[Supplied entries Boundary: Start]
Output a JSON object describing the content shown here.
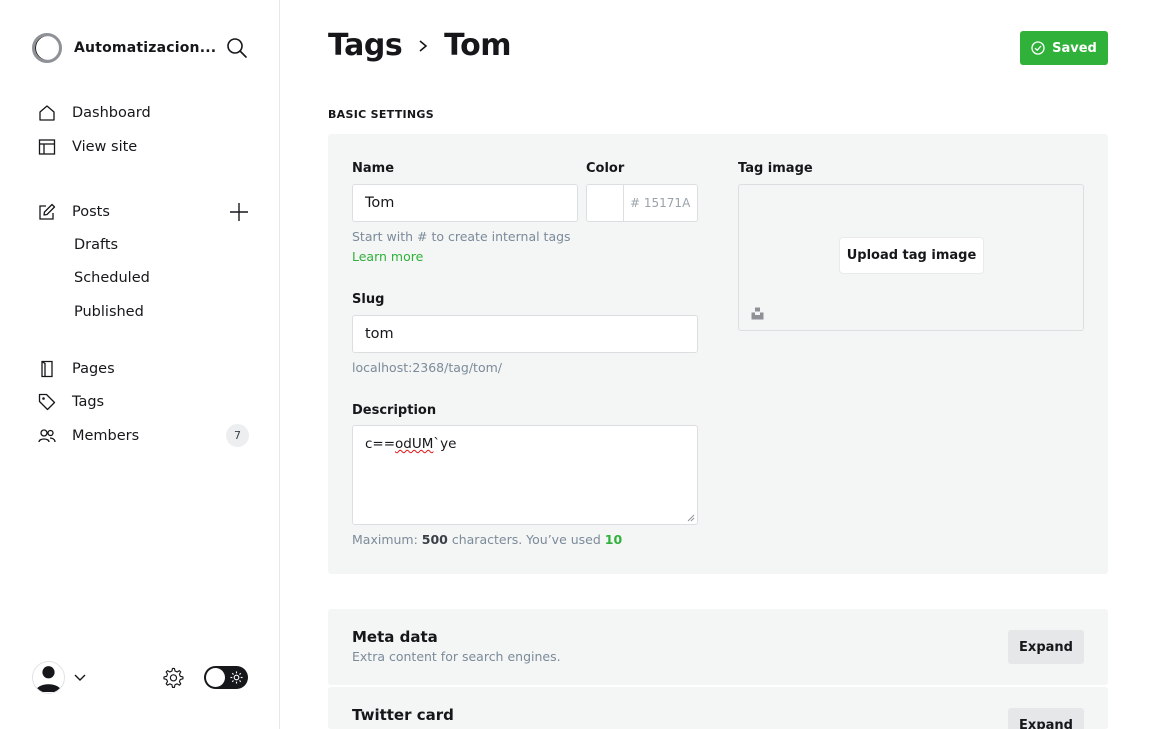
{
  "sidebar": {
    "site_title": "Automatizacion...",
    "nav": {
      "dashboard": "Dashboard",
      "view_site": "View site",
      "posts": "Posts",
      "drafts": "Drafts",
      "scheduled": "Scheduled",
      "published": "Published",
      "pages": "Pages",
      "tags": "Tags",
      "members": "Members",
      "members_count": "7"
    }
  },
  "header": {
    "breadcrumb_parent": "Tags",
    "breadcrumb_current": "Tom",
    "saved_label": "Saved"
  },
  "basic_settings": {
    "section_title": "BASIC SETTINGS",
    "name": {
      "label": "Name",
      "value": "Tom",
      "hint": "Start with # to create internal tags",
      "learn_more": "Learn more"
    },
    "color": {
      "label": "Color",
      "hash": "#",
      "placeholder": "15171A"
    },
    "tag_image": {
      "label": "Tag image",
      "upload_label": "Upload tag image"
    },
    "slug": {
      "label": "Slug",
      "value": "tom",
      "url": "localhost:2368/tag/tom/"
    },
    "description": {
      "label": "Description",
      "value_pre": "c==",
      "value_misspelled": "odUM",
      "value_post": "`ye",
      "limit_prefix": "Maximum: ",
      "limit_max": "500",
      "limit_mid": " characters. You’ve used ",
      "limit_used": "10"
    }
  },
  "meta_data": {
    "title": "Meta data",
    "subtitle": "Extra content for search engines.",
    "expand_label": "Expand"
  },
  "twitter_card": {
    "title": "Twitter card",
    "expand_label": "Expand"
  },
  "colors": {
    "accent": "#30b13a",
    "text": "#15171a",
    "muted": "#7c8b9a",
    "card_bg": "#f4f5f5"
  }
}
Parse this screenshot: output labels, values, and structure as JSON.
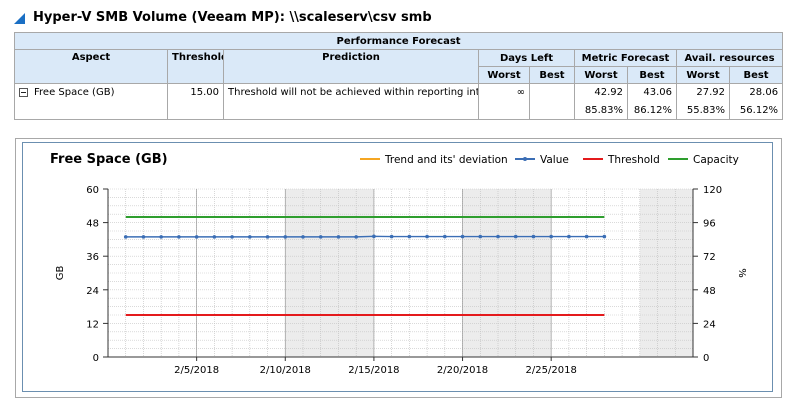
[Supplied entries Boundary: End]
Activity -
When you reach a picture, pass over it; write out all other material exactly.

Task response -
Output a JSON object describing the content shown here.
{
  "sidebar": {
    "site_title": "Automatizacion...",
    "nav": {
      "dashboard": "Dashboard",
      "view_site": "View site",
      "posts": "Posts",
      "drafts": "Drafts",
      "scheduled": "Scheduled",
      "published": "Published",
      "pages": "Pages",
      "tags": "Tags",
      "members": "Members",
      "members_count": "7"
    }
  },
  "header": {
    "breadcrumb_parent": "Tags",
    "breadcrumb_current": "Tom",
    "saved_label": "Saved"
  },
  "basic_settings": {
    "section_title": "BASIC SETTINGS",
    "name": {
      "label": "Name",
      "value": "Tom",
      "hint": "Start with # to create internal tags",
      "learn_more": "Learn more"
    },
    "color": {
      "label": "Color",
      "hash": "#",
      "placeholder": "15171A"
    },
    "tag_image": {
      "label": "Tag image",
      "upload_label": "Upload tag image"
    },
    "slug": {
      "label": "Slug",
      "value": "tom",
      "url": "localhost:2368/tag/tom/"
    },
    "description": {
      "label": "Description",
      "value_pre": "c==",
      "value_misspelled": "odUM",
      "value_post": "`ye",
      "limit_prefix": "Maximum: ",
      "limit_max": "500",
      "limit_mid": " characters. You’ve used ",
      "limit_used": "10"
    }
  },
  "meta_data": {
    "title": "Meta data",
    "subtitle": "Extra content for search engines.",
    "expand_label": "Expand"
  },
  "twitter_card": {
    "title": "Twitter card",
    "expand_label": "Expand"
  },
  "colors": {
    "accent": "#30b13a",
    "text": "#15171a",
    "muted": "#7c8b9a",
    "card_bg": "#f4f5f5"
  }
}
Parse this screenshot: output labels, values, and structure as JSON.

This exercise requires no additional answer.